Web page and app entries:
◇ ◇ ◇
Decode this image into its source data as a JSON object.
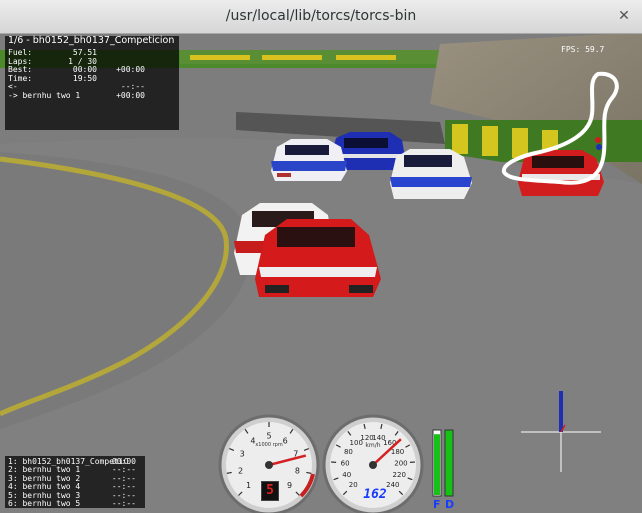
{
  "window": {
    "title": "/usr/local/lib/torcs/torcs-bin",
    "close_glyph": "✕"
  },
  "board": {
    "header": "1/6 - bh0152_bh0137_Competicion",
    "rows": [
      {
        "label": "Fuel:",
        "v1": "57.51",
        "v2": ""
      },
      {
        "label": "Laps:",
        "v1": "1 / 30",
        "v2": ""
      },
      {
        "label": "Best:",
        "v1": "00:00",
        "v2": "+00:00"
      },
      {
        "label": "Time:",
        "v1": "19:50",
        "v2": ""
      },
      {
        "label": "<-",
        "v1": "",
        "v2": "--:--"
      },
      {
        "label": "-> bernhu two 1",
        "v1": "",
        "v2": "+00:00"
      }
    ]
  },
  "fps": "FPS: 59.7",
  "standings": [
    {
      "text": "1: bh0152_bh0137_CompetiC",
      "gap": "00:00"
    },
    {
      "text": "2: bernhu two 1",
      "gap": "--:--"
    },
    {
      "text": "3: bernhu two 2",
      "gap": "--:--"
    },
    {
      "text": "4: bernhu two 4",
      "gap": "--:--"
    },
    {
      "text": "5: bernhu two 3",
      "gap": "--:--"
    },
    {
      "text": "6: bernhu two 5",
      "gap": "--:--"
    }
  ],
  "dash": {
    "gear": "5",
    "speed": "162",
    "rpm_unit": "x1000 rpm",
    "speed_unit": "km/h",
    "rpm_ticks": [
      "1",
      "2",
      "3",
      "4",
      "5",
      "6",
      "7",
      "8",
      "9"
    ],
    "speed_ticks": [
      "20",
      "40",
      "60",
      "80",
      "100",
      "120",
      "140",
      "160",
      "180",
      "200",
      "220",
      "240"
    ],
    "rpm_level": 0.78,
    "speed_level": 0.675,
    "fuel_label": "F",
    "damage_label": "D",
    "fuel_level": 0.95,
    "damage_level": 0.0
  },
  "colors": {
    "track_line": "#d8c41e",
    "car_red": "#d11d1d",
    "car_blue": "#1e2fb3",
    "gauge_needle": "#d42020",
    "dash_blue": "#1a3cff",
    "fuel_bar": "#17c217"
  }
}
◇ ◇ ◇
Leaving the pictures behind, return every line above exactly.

Decode this image into its source data as a JSON object.
{
  "window": {
    "title": "/usr/local/lib/torcs/torcs-bin",
    "close_glyph": "✕"
  },
  "board": {
    "header": "1/6 - bh0152_bh0137_Competicion",
    "rows": [
      {
        "label": "Fuel:",
        "v1": "57.51",
        "v2": ""
      },
      {
        "label": "Laps:",
        "v1": "1 / 30",
        "v2": ""
      },
      {
        "label": "Best:",
        "v1": "00:00",
        "v2": "+00:00"
      },
      {
        "label": "Time:",
        "v1": "19:50",
        "v2": ""
      },
      {
        "label": "<-",
        "v1": "",
        "v2": "--:--"
      },
      {
        "label": "-> bernhu two 1",
        "v1": "",
        "v2": "+00:00"
      }
    ]
  },
  "fps": "FPS: 59.7",
  "standings": [
    {
      "text": "1: bh0152_bh0137_CompetiC",
      "gap": "00:00"
    },
    {
      "text": "2: bernhu two 1",
      "gap": "--:--"
    },
    {
      "text": "3: bernhu two 2",
      "gap": "--:--"
    },
    {
      "text": "4: bernhu two 4",
      "gap": "--:--"
    },
    {
      "text": "5: bernhu two 3",
      "gap": "--:--"
    },
    {
      "text": "6: bernhu two 5",
      "gap": "--:--"
    }
  ],
  "dash": {
    "gear": "5",
    "speed": "162",
    "rpm_unit": "x1000 rpm",
    "speed_unit": "km/h",
    "rpm_ticks": [
      "1",
      "2",
      "3",
      "4",
      "5",
      "6",
      "7",
      "8",
      "9"
    ],
    "speed_ticks": [
      "20",
      "40",
      "60",
      "80",
      "100",
      "120",
      "140",
      "160",
      "180",
      "200",
      "220",
      "240"
    ],
    "rpm_level": 0.78,
    "speed_level": 0.675,
    "fuel_label": "F",
    "damage_label": "D",
    "fuel_level": 0.95,
    "damage_level": 0.0
  },
  "colors": {
    "track_line": "#d8c41e",
    "car_red": "#d11d1d",
    "car_blue": "#1e2fb3",
    "gauge_needle": "#d42020",
    "dash_blue": "#1a3cff",
    "fuel_bar": "#17c217"
  }
}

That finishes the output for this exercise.